One step above are the Meade UltraWides and Televue Naglers. These all have 82-82 degree AFOV and are known as portholes into space. There are multiple iterations in the Nagler line, Type 1-Type 5. Overall these are exceptional.The prices range up to $595 for the 31mm Nagler Type 5.
The answer? Go to star parties and try different eyepieces in your scope to see what fits best. Don’t settle for less than a Plossl. Save longer if that’s what it takes to get a quality eyepiece. They last forever.
The best telescope in the world is relatively useless if you can’t find anything with it. Telescopes were traditionally equipped with a finder scope, which was nothing more than a small, wide field refractor scope with crosshairs. Finder scopes come in two styles. The first is the straight through variety which completely inverts the image. One must turn his or her finder chart upside down to get properly oriented with this type of scope. On the plus side, you can site down the main scope tube, which facilitates initial aiming. Another school of amateurs prefer the right angle finder, which keeps the field in correct orientation. One negative is the small amount of light lost secondary to the extra reflections in the erecting prism. One additional option in these scopes is an LED illuminated reticule, which makes the crosshairs easier to see.
There are four common size finder scopes found either as original equipment, or as add-ons.
5×24, 6×30, 8×50, 9×60
The 5×24 does not have an achromatic objective, and is subject to chromatic aberration (color fringing). To combat this effect, there is a field stop (ring of plastic) midway down the inside of the finder which blocks half the light collected by the lens. It basically is no better than the unaided eye.
The other three finders provide at least a 5mm exit pupil to aid in utilizing the entire field of view. If possible, aim for a 50mm or larger finder. Also, look for a mount with six, rather than 3 adjustment screws. For easy storage, a dovetail mounting system is also nice.
The other style of finder is the unit or 1x finder scope.
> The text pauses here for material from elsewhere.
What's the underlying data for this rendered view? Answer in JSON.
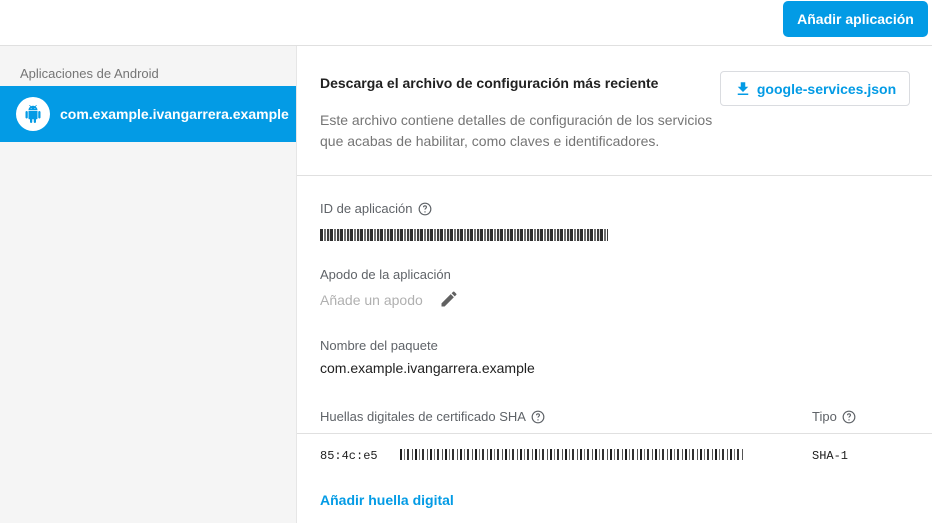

These are basically heads up display (HUD) units that project either a red dot, or series of circular reticules on an optical window, giving the appearance of the pattern being in the sky. All are used with both eyes open. The only disadvantage of these units as a group is the difficulty of use in light polluted skies.
The oldest and most popular of these units is the Telrad. This unit projects ½, 1, and 2 degree circles on the optical window. The advantage of the Telrad over the other units is the use of standard AA batteries and the fact that there are atlases dedicated to its reticule pattern. It’s only disadvantage is its weight of 11 ounces.
The Rigel Quickfinder is the second popular unit. It weighs only 3.3 ounces and stand taller than the Telrad. It is excellent for small refractors and small catadioptric scopes (Meade ETX), as it does not through of the scope’s balance. It also has adjustable brightness, as does the Telrad. In addition it has a pulsar unit, which blinks the LED on and off , allowing easier visualization of dim objects.
The third unit power finder is the Orion E-Z Finder. This is another lightweight unit. It is a modified Daisy BB gun scope. It projects only a red dot and not a reticule. It is a little expensive in my opinion.
My recommendation? Telrad for main finder for beginners. Once you gain experience and start star-hopping, an 8×50 or 9×60.
Here are some links for informative sites on what 2 Buy.
Orion Telescope and binocular www.telescope.com
Purchasing Amateur Telescopes FAQ’s
Kevin’s Astronuts Homepage
Dr. Stuart Forster was a long-time member, former president, secretary, contributing author, scope builder, astrophotographer extraordinaire, host to several of the Messier Marathons that marked the beginning of the SAS observing year, multi-lecturer at past meetings and Summer Seminars, and a true amateur astronomer’s astronomer.